TRY IT
Filter these records by the string "research", copying each line that holds it.

DATA SHOWN
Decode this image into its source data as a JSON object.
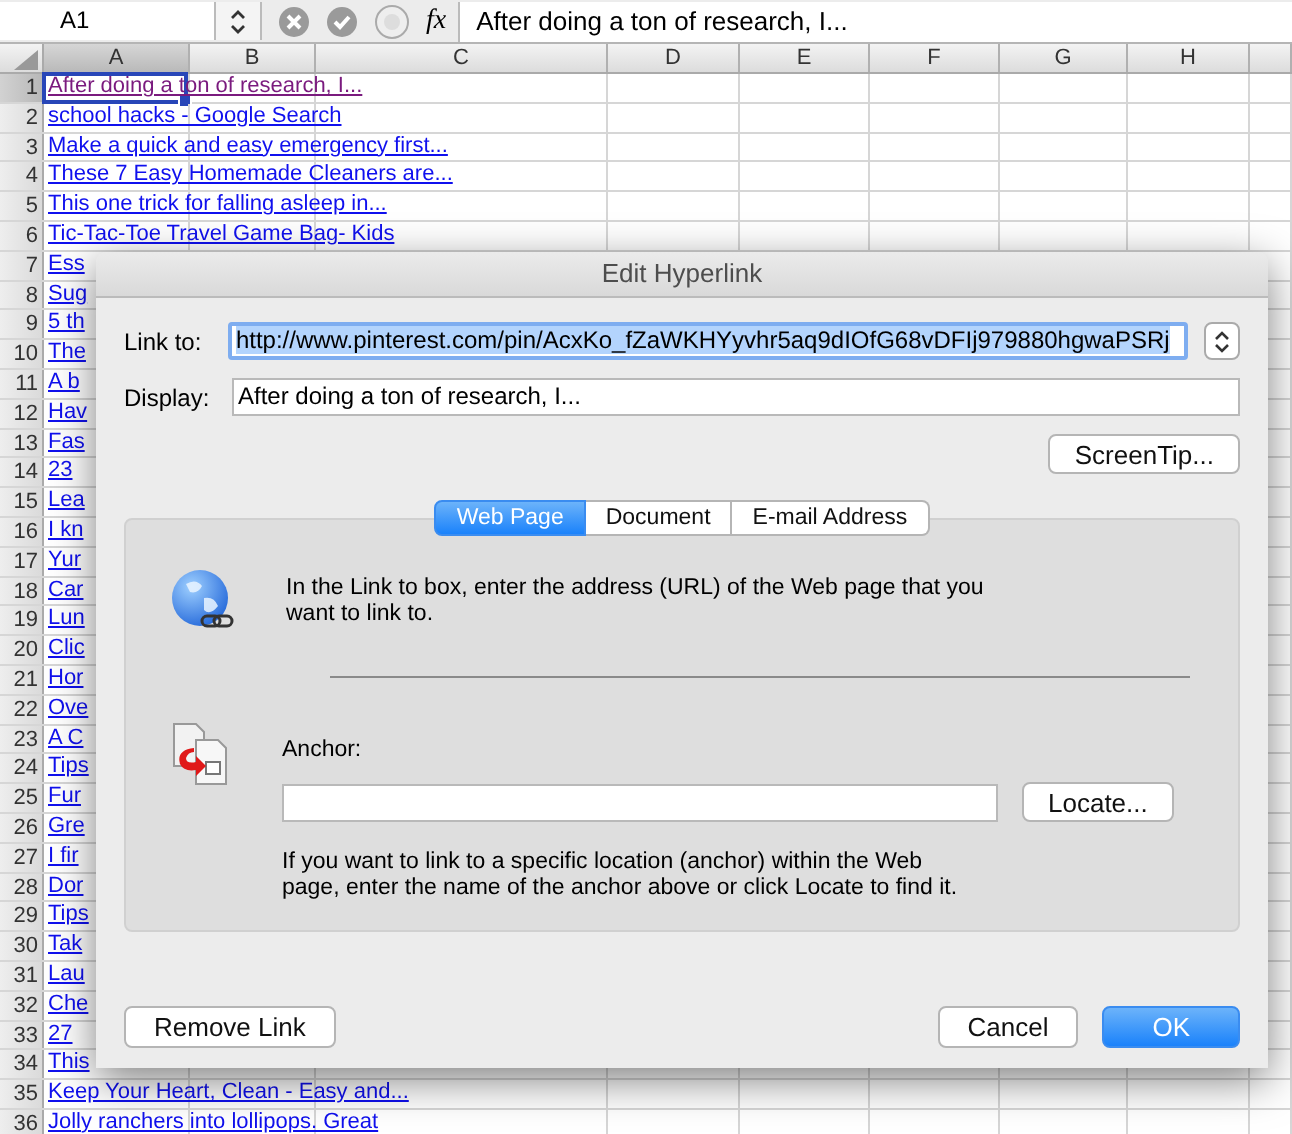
{
  "formula_bar": {
    "name_box": "A1",
    "function_label": "fx",
    "formula": "After doing a ton of research, I..."
  },
  "columns": [
    {
      "label": "A",
      "selected": true
    },
    {
      "label": "B",
      "selected": false
    },
    {
      "label": "C",
      "selected": false
    },
    {
      "label": "D",
      "selected": false
    },
    {
      "label": "E",
      "selected": false
    },
    {
      "label": "F",
      "selected": false
    },
    {
      "label": "G",
      "selected": false
    },
    {
      "label": "H",
      "selected": false
    }
  ],
  "rows": [
    {
      "number": "1",
      "text": "After doing a ton of research, I...",
      "visited": true,
      "selected": true
    },
    {
      "number": "2",
      "text": "school hacks - Google Search",
      "visited": false,
      "selected": false
    },
    {
      "number": "3",
      "text": "Make a quick and easy emergency first...",
      "visited": false,
      "selected": false
    },
    {
      "number": "4",
      "text": "These 7 Easy Homemade Cleaners are...",
      "visited": false,
      "selected": false
    },
    {
      "number": "5",
      "text": "This one trick for falling asleep in...",
      "visited": false,
      "selected": false
    },
    {
      "number": "6",
      "text": "Tic-Tac-Toe Travel Game Bag- Kids",
      "visited": false,
      "selected": false
    },
    {
      "number": "7",
      "text": "Ess",
      "visited": false,
      "selected": false
    },
    {
      "number": "8",
      "text": "Sug",
      "visited": false,
      "selected": false
    },
    {
      "number": "9",
      "text": "5 th",
      "visited": false,
      "selected": false
    },
    {
      "number": "10",
      "text": "The",
      "visited": false,
      "selected": false
    },
    {
      "number": "11",
      "text": "A b",
      "visited": false,
      "selected": false
    },
    {
      "number": "12",
      "text": "Hav",
      "visited": false,
      "selected": false
    },
    {
      "number": "13",
      "text": "Fas",
      "visited": false,
      "selected": false
    },
    {
      "number": "14",
      "text": "23",
      "visited": false,
      "selected": false
    },
    {
      "number": "15",
      "text": "Lea",
      "visited": false,
      "selected": false
    },
    {
      "number": "16",
      "text": "I kn",
      "visited": false,
      "selected": false
    },
    {
      "number": "17",
      "text": "Yur",
      "visited": false,
      "selected": false
    },
    {
      "number": "18",
      "text": "Car",
      "visited": false,
      "selected": false
    },
    {
      "number": "19",
      "text": "Lun",
      "visited": false,
      "selected": false
    },
    {
      "number": "20",
      "text": "Clic",
      "visited": false,
      "selected": false
    },
    {
      "number": "21",
      "text": "Hor",
      "visited": false,
      "selected": false
    },
    {
      "number": "22",
      "text": "Ove",
      "visited": false,
      "selected": false
    },
    {
      "number": "23",
      "text": "A C",
      "visited": false,
      "selected": false
    },
    {
      "number": "24",
      "text": "Tips",
      "visited": false,
      "selected": false
    },
    {
      "number": "25",
      "text": "Fur",
      "visited": false,
      "selected": false
    },
    {
      "number": "26",
      "text": "Gre",
      "visited": false,
      "selected": false
    },
    {
      "number": "27",
      "text": "I fir",
      "visited": false,
      "selected": false
    },
    {
      "number": "28",
      "text": "Dor",
      "visited": false,
      "selected": false
    },
    {
      "number": "29",
      "text": "Tips",
      "visited": false,
      "selected": false
    },
    {
      "number": "30",
      "text": "Tak",
      "visited": false,
      "selected": false
    },
    {
      "number": "31",
      "text": "Lau",
      "visited": false,
      "selected": false
    },
    {
      "number": "32",
      "text": "Che",
      "visited": false,
      "selected": false
    },
    {
      "number": "33",
      "text": "27",
      "visited": false,
      "selected": false
    },
    {
      "number": "34",
      "text": "This",
      "visited": false,
      "selected": false
    },
    {
      "number": "35",
      "text": "Keep Your Heart, Clean - Easy and...",
      "visited": false,
      "selected": false
    },
    {
      "number": "36",
      "text": "Jolly ranchers into lollipops. Great",
      "visited": false,
      "selected": false
    }
  ],
  "dialog": {
    "title": "Edit Hyperlink",
    "link_to": {
      "label": "Link to:",
      "value": "http://www.pinterest.com/pin/AcxKo_fZaWKHYyvhr5aq9dIOfG68vDFIj979880hgwaPSRj",
      "selected": true
    },
    "display": {
      "label": "Display:",
      "value": "After doing a ton of research, I..."
    },
    "screentip_button": "ScreenTip...",
    "tabs": [
      {
        "label": "Web Page",
        "selected": true
      },
      {
        "label": "Document",
        "selected": false
      },
      {
        "label": "E-mail Address",
        "selected": false
      }
    ],
    "web_page_help": "In the Link to box, enter the address (URL) of the Web page that you want to link to.",
    "anchor": {
      "label": "Anchor:"
    },
    "locate_button": "Locate...",
    "anchor_help": "If you want to link to a specific location (anchor) within the Web page, enter the name of the anchor above or click Locate to find it.",
    "buttons": [
      {
        "label": "Remove Link",
        "kind": "secondary"
      },
      {
        "label": "Cancel",
        "kind": "plain"
      },
      {
        "label": "OK",
        "kind": "default"
      }
    ]
  }
}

SOLUTION FOR THIS EXERCISE
    "formula": "After doing a ton of research, I..."
      "text": "After doing a ton of research, I...",
      "value": "After doing a ton of research, I..."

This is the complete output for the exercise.